Lo-fi dream pop singer-songwriter Jacob Faurholt - aka Crystal Shipsss - releases his second LP today, and it’s a bit of a handful. Dirty Dancing is a psychedelic, schizophrenic selection of sounds, which tracks a stilted journey between whiny folk and bizarre electronica. There are two elements of this record that can make it a challenging listen. Firstly, the frantic switching between moods and methods, and secondly, Faurholt’s vocal.
Such frequent diversions from a reliable sound make for a lack of trust between artist and audience; there is no single strand to hold and follow. And while experimentation and variety are often key to an album’s success and longevity, there’s a realistic limit, after which the remaining tracks bleed into one confused mesh of noises. Faurholt’s fondness for distortion and reverb don’t help the situation either.
His singing voice has been compared to Conor Oberst’s and Brian Molko’s. You get the picture – slow delivery, sharp tonal quality, a generally labour-intensive affair. While Oberst sets his feathery, embarrassed voice on top of a fragile accompaniment, and Molko confidently revels in his vocal and musical accuracy, Faurholt’s doesn’t sit so easily within the music he makes. Alongside genre-bending instrumentation, rhythmic chaos and low drones, his casual, haphazard delivery and shrillness don’t gel.
‘Screaming Teens’ and ’18 Years Old’ are probably the least accessible tracks, both too loopy and sporadic to have any direction. But there are some beautiful moments amidst the madness. ‘I’m Not Insane’ opens with mellow acoustic guitar, a welcome relief from the previous tracks’ drawn-out electronica, and features Faurholt’s dreamy falsetto. The honest, vulnerable lyrics decorate a simple melody, a set of musical circumstances that really suit the band and highlight their strengths. ‘Dad’ is the record’s strongest song, a smooth acoustic flow with, again, some more focused lyrics, and just a faint scent of electronica thrown in to complement the main event.
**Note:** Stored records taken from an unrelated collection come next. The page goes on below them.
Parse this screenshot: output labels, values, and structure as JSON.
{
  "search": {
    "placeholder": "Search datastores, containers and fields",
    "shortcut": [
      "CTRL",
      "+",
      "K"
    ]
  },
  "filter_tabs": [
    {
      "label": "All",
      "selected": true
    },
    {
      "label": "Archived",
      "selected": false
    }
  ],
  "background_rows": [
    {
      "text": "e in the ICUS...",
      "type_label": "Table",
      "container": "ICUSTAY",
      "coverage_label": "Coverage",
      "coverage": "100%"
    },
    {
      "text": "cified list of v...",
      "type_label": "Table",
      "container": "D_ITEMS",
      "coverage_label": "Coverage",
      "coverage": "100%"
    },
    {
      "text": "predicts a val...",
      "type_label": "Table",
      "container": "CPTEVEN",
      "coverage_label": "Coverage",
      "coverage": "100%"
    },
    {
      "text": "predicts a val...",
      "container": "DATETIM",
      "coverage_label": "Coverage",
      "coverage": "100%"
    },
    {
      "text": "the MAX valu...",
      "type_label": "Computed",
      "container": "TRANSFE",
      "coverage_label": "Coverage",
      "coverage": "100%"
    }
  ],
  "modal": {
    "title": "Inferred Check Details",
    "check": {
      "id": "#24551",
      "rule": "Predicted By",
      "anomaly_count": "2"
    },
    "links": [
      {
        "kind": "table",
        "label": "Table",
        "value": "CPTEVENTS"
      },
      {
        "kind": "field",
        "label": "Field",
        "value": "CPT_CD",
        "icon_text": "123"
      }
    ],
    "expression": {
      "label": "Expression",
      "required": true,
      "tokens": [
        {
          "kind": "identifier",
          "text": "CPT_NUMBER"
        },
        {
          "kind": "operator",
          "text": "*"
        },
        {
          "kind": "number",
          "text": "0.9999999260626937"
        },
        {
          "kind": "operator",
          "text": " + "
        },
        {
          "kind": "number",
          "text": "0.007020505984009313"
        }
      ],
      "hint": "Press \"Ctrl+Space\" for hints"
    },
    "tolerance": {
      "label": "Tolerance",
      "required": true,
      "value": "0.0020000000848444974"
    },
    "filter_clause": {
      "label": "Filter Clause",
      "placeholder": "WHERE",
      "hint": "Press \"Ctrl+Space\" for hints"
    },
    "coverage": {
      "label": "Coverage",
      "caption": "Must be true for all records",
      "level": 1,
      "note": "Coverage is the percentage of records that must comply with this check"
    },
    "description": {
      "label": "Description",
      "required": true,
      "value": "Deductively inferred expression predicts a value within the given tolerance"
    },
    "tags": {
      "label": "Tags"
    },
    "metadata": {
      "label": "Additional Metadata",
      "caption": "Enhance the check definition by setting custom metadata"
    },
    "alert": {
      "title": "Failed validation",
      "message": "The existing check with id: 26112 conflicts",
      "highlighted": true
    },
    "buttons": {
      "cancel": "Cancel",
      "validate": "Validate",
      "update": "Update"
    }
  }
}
It feels like an album that has been written and produced too quickly, as if it was written in a day, charting morning grogginess, afternoon peak, nighttime raving and morning after paranoia. Certainly Crystal Shipsss have been too hasty in releasing records in the past; if it wasn’t a lack of time spent in production, it feels like a lack of time spent reflecting on what this album is supposed to be. As it stands, it doesn’t have a strong enough sense of identity and purpose to be really gripping.
5Anna Byrne's Score